One of my loves in life is to teach my patients about their bodies. I’m constantly educating them about their cycles and how their bodies behave. I believe that education is one of the most important factors in empowerment, especially for women with PCOS. When it comes to our bodies, we should all know as much as we can about how to take the best care of our health. It is absolutely important for women at all ages to understand their own cycle. The menstrual cycle is one of the most vital signs of PCOS. I emphasize how important changes in diet are key in changing the outcome of how PCOS can affect women. I also encourage women to take control of their bodies by looking into preventative measures. At my practice, Neway, we offer dietary, exercise, and overall lifestyle consultations to all patients, especially those battling PCOS
What are 5 key facts about PCOS that you would like the public to know?
Five key facts:
- The absence of polycystic ovaries does not mean that PCOS isn’t a serious condition that women should check themselves for. There are side affects associated with the condition that are often misdiagnosed.
- Weight gain is a common PCOS symptom and it is important to have screenings for PCOS and being conscious of what we are putting in our bodies. When you have a healthy diet, and find yourself gaining weight, it is more likely that physicians are able to discover and prevent serious affects of the disease.
- Our culture has evolved for more people to have schedules that are constantly busy. Feeling fatigued isn’t always because you haven’t had enough coffee or sleep if the feeling of energy loss is coming from a misdiagnosed PCOS condition.
- It is extremely important for teenage women to be aware of their bodies as much as a woman in her 40’s. Understanding the “Why’s and How’s” of your body during your cycle can help early detection and prevention from PCOS being as prevalent among women.
- PCOS has shown to be a genetic condition, and it is important for women to share their experiences with other women in their family when appropriate. A young woman knowing PCOS runs in her family is more likely to overcome the health issues associated with PCOS, because she’ll be able to take precautions before symptoms even arise.
What do you want to get out of helping women with PCOS?
I want to help women improve their understanding of their bodies, their menstrual cycles and understand what their bodies are trying to tell them through their reproductive system. When women are aware of themselves, they are automatically in a better position to help themselves alleviate some of the anxiety they may have about their disease and the uncertainty and helplessness surrounding their bodies. As previously mentioned, I truly believe that the more that we know, the more that we’ll be able to empower each other, and hopefully overcome PCOS entirely.
Does your business/practice have an online presence on social websites?
What interests you about serving on the PCOSAA Advisory Committee?
I share a sentiment that a one of my favorite contemporary influencers in our world. Where we are in the world of medicine and in any other industry is a result of a wisdom shared with someone from a previous generation.

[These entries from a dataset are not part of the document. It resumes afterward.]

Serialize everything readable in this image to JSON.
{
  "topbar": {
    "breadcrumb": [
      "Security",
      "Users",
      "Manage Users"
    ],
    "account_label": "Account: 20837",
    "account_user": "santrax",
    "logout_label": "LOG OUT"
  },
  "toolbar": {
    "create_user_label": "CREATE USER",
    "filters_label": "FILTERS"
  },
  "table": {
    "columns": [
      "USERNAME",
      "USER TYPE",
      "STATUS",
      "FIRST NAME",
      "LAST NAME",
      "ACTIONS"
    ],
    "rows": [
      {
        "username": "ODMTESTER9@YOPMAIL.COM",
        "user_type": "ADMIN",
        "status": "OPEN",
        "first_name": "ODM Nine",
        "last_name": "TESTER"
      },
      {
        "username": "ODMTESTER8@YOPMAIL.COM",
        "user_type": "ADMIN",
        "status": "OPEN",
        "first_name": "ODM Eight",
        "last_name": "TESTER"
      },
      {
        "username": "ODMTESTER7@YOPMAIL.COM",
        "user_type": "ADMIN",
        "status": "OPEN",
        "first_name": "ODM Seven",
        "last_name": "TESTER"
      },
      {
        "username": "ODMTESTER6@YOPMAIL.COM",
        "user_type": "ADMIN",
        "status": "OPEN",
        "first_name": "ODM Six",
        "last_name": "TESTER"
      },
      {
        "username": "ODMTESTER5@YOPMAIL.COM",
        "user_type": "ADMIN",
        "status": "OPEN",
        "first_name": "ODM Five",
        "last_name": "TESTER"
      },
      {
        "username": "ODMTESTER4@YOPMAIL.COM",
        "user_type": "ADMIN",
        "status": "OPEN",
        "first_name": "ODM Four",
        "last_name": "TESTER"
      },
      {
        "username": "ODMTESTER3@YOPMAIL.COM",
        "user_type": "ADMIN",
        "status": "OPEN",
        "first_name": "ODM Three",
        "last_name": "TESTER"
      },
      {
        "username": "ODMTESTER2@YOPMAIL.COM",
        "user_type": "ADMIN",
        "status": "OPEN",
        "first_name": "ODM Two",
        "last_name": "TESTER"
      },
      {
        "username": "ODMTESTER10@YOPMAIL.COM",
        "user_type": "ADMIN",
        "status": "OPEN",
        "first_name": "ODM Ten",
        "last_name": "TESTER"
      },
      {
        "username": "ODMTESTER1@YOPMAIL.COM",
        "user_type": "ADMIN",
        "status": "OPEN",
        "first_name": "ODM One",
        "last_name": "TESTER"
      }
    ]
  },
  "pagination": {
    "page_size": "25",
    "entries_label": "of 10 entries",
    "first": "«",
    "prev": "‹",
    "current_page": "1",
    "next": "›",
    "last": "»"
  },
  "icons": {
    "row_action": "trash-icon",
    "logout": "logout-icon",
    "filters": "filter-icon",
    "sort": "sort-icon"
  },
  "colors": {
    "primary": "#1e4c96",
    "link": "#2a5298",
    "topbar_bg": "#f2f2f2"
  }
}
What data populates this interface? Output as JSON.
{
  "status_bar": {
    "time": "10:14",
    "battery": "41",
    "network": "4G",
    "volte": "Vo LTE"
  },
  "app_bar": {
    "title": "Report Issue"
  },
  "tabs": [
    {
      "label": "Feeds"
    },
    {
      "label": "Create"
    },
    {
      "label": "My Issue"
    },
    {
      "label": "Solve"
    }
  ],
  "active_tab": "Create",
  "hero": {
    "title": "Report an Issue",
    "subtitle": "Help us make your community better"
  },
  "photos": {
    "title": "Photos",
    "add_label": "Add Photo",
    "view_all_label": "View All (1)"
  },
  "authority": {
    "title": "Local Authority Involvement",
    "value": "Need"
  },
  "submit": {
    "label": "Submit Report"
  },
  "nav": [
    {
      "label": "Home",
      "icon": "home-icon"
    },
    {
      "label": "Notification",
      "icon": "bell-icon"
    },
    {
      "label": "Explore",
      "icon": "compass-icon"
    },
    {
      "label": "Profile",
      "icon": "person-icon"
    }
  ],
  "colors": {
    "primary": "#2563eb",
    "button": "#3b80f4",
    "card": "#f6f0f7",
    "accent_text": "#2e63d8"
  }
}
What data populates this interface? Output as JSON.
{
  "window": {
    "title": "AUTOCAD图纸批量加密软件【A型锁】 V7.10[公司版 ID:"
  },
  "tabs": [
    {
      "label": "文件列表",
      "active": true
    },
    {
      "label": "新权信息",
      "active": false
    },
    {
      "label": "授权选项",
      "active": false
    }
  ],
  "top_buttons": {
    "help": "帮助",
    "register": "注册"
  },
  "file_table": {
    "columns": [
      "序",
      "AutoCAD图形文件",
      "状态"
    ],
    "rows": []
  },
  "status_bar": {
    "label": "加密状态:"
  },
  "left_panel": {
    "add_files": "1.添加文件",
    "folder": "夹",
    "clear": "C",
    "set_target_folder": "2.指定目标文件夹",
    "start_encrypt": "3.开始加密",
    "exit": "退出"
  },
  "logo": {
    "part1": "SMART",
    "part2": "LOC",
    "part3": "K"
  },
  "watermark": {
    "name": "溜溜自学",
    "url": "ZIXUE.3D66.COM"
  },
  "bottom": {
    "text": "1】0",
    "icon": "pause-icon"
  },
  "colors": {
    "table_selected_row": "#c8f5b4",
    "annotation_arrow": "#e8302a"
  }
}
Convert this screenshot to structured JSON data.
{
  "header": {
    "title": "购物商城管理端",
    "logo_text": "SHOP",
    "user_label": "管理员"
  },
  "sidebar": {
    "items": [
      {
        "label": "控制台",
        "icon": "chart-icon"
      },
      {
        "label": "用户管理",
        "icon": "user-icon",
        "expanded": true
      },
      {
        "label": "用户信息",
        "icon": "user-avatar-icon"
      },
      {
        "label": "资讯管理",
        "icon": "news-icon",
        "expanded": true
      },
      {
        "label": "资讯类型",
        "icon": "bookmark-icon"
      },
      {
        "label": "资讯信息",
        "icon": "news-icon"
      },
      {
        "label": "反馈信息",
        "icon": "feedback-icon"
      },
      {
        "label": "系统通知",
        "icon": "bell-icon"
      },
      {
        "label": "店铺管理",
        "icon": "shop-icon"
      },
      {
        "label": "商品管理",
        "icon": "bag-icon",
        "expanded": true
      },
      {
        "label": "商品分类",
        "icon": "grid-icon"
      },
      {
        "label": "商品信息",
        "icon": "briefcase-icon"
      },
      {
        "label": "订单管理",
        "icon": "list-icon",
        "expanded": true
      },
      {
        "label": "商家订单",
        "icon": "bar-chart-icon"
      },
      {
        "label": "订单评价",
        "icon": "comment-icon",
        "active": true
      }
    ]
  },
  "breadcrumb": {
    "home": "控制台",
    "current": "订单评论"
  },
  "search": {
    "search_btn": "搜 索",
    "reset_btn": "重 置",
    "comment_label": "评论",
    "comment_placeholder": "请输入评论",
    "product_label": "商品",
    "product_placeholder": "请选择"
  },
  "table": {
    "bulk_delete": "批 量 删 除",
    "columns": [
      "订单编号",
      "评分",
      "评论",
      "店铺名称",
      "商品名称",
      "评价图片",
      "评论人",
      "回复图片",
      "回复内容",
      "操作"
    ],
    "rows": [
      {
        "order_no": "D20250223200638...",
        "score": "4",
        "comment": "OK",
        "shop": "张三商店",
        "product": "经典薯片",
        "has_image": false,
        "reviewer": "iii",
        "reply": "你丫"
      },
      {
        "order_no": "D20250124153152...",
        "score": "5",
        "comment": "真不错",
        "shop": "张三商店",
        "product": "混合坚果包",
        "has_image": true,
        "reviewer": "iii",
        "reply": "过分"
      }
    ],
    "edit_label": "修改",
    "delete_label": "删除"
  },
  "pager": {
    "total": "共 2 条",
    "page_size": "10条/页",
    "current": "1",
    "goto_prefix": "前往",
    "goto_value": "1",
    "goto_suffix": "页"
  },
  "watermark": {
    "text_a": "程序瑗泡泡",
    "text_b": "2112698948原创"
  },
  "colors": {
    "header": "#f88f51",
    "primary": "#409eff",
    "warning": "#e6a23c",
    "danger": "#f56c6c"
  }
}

Women of today are leading in ways and in numbers that haven’t been seen before, and I would like to be apart of an organization that stands on the side of progression for women’s health. I think that my experience and knowledge can help the trajectory of a healthier human population. I’m excited to see the beginning of what could be a long lasting relationship with the PCOSAA.
What can PCOSAA do, as an organization, to bring more awareness and to get more doctors to test women for PCOS?
PCOSAA is a fantastic organization that I’m honored to have had the opportunity to contribute to. I think that growing the number seminars for doctors to educate women. PCOSAA can look into having a presence in high schools and health initiatives that aim to educate young women. Developing advocacy and networks of patients who help assist in the awareness of PCOSAA’s mission will also increase the reach of the organization. Partnering with patients and using that as a driving force to educate others and to help others will make the PCOS. A community where those afflicted with PCOS feel less lonely in their battle has many potentials in creating more partnerships with organizations like the ASRM.